Within the year, she alleges, she was asked to leave her husband’s house. She went to live with her widowed mother. A few months later, she was seriously injured in a car crash that also killed her mother.
While she was recovering, her husband sent a note to her sister’s house with the words “talaq, talaq, talaq” scribbled on it. “I was shocked. It’s a horrible feeling to be left alone without being consulted,” she says. “I just didn’t know what to do.”
Ms Rehman’s cousin, an activist, encouraged her to approach the courts to annul the talaq and also helped her file dowry harassment and domestic violence charges. Her husband and mother-in-law deny these charges. They were arrested and released on bail four days later.
“I will have to live with stigma all my life, because in India, the woman is always considered responsible for divorce,” says Ms Rehman. “I don’t want to return to my husband – that’s not why I’m fighting this case. It’s for justice and to ensure other women do not get treated like this.”
Shayara Bano, Kashipur, Uttarakhand
“Instant triple talaq changes the life of a woman forever and destroys her children’s future,” declares Shayara Bano. Ms Bano was recovering from illness at her parent’s home in the northern city of Kashipur in October 2015 when she received a letter from her husband. He had written “I give you talaq” three times on it.
That was the end of her 15-year marriage. Her children were at her marital home when the letter came. She alleges that she has not been able to see them since. “I’m a victim but I didn’t want that to continue with future generations, that’s why I went to the Supreme Court,” she says.
A local court sent notices to her husband to appear before it and explain why he was refusing Ms Bano access to her children, and put his viewpoint but he has not appeared. She alleged that her husband abused her and wouldn’t allow her to leave the house. “My children were the only reason I tolerated it,” she says. Her husband remarried in 2016.
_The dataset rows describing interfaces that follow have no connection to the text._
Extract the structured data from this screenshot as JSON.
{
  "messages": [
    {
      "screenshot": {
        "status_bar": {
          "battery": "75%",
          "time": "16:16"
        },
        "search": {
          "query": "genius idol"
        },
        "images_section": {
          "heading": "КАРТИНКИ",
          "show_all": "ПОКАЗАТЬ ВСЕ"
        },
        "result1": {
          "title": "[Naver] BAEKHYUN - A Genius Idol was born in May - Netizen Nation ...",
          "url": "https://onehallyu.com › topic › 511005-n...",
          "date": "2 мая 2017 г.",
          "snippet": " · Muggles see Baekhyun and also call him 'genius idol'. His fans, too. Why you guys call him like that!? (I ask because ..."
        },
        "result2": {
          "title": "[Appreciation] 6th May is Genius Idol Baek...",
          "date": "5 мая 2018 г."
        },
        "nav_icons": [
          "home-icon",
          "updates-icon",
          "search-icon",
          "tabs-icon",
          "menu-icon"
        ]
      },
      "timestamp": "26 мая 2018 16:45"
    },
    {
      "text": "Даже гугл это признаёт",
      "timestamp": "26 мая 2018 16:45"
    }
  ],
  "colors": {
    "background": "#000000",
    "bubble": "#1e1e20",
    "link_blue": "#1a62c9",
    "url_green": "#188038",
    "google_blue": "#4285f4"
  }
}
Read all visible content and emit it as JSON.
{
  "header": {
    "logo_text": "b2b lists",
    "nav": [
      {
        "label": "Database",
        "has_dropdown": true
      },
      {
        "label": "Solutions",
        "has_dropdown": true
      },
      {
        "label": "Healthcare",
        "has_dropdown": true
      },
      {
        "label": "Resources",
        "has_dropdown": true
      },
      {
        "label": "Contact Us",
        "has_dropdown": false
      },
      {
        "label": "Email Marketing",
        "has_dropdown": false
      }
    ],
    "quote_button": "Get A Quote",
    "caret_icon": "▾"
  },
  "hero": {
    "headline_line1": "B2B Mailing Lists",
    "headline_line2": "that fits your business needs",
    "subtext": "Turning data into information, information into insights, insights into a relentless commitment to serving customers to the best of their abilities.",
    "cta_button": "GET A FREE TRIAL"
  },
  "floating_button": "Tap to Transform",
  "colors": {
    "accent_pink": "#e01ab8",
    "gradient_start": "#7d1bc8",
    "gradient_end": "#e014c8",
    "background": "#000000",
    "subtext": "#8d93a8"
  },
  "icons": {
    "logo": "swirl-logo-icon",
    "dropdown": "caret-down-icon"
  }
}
Ms Bano says she has lost faith in the institution of marriage but is trying to move on. She has also enrolled in an MBA programme so she can find a job and does not want to remarry or see her daughter forced into marriage.
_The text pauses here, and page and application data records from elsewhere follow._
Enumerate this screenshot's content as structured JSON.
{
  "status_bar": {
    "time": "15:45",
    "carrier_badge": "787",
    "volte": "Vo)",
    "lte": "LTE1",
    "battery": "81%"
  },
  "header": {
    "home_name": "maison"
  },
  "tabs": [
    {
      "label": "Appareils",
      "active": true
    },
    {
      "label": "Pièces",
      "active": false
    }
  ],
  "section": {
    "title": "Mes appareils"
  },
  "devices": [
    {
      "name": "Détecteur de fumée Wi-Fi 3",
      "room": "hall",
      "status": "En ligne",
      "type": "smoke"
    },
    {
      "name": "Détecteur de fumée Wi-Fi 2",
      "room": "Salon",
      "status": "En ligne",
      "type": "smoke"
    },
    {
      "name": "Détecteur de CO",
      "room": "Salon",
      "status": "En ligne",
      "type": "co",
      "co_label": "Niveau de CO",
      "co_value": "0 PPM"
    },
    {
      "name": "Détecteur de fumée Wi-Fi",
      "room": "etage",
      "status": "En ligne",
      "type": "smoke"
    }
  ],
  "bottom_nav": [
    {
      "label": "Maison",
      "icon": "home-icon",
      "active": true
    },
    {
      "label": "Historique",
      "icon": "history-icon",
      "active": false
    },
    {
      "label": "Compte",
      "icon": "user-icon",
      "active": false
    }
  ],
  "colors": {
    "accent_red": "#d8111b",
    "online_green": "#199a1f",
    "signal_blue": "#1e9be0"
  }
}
“What is the guarantee that another man would not treat me this way?” she asks. She says her daughter should marry only “when she is financially independent”.
What is triple talaq?
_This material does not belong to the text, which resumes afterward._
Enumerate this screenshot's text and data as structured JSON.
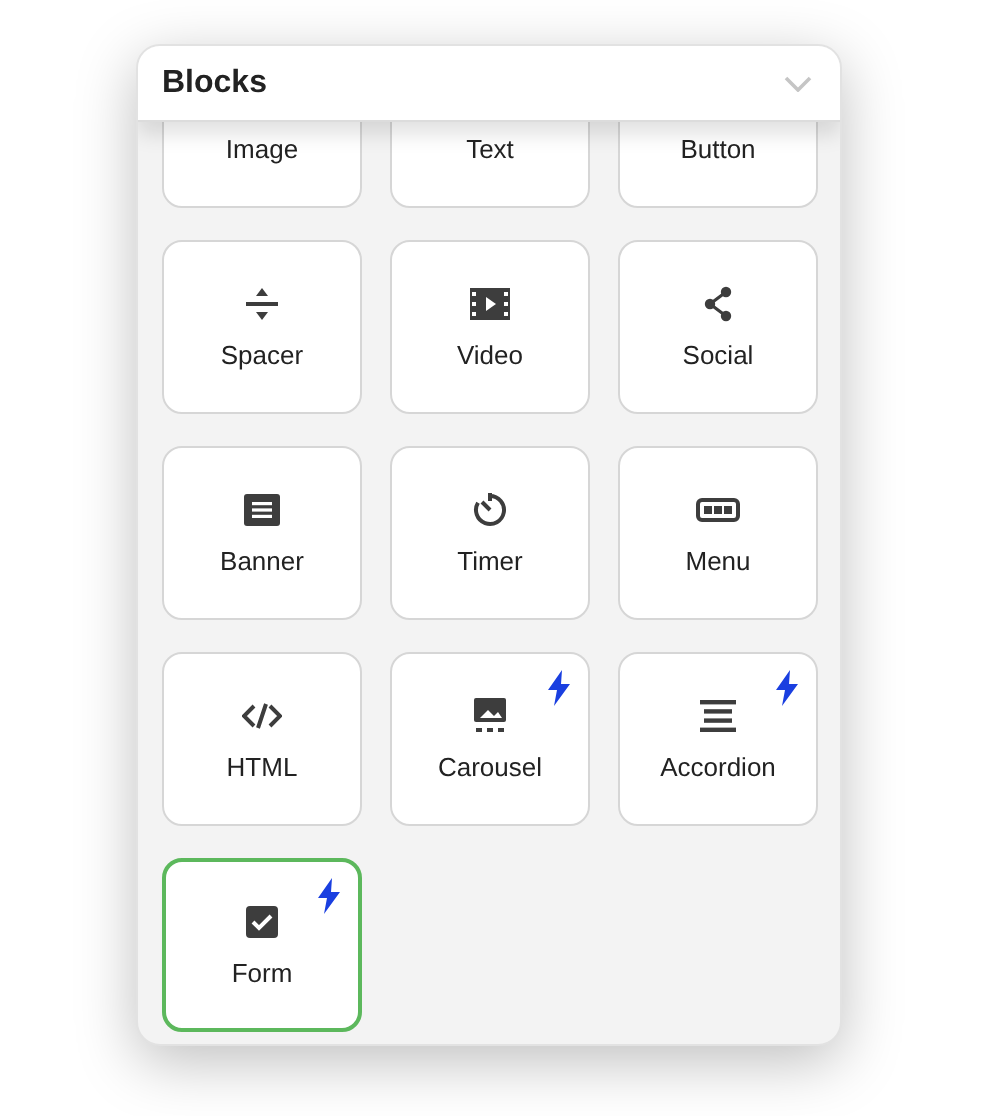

Muslims are India’s largest minority community, with a population of 155 million, and their marriages and divorces are governed by Muslim personal law, ostensibly based on Sharia law.
Even though it has been practised for decades, unilateral instant triple talaq is clearly an aberration – it finds no mention in the Sharia or the Koran.
Islamic scholars say the Koran clearly spells out how to issue a divorce – it has to be spread over three months, which allows a couple time for reflection and reconciliation.
Most Islamic countries, including Pakistan and Bangladesh, have banned instant triple talaq, but it has continued in India until now.
And modern technology has made it even easier for unscrupulous men to dump their wives phone, email or text. There have also been instances where men have used Skype, WhatsApp or Facebook for the purpose.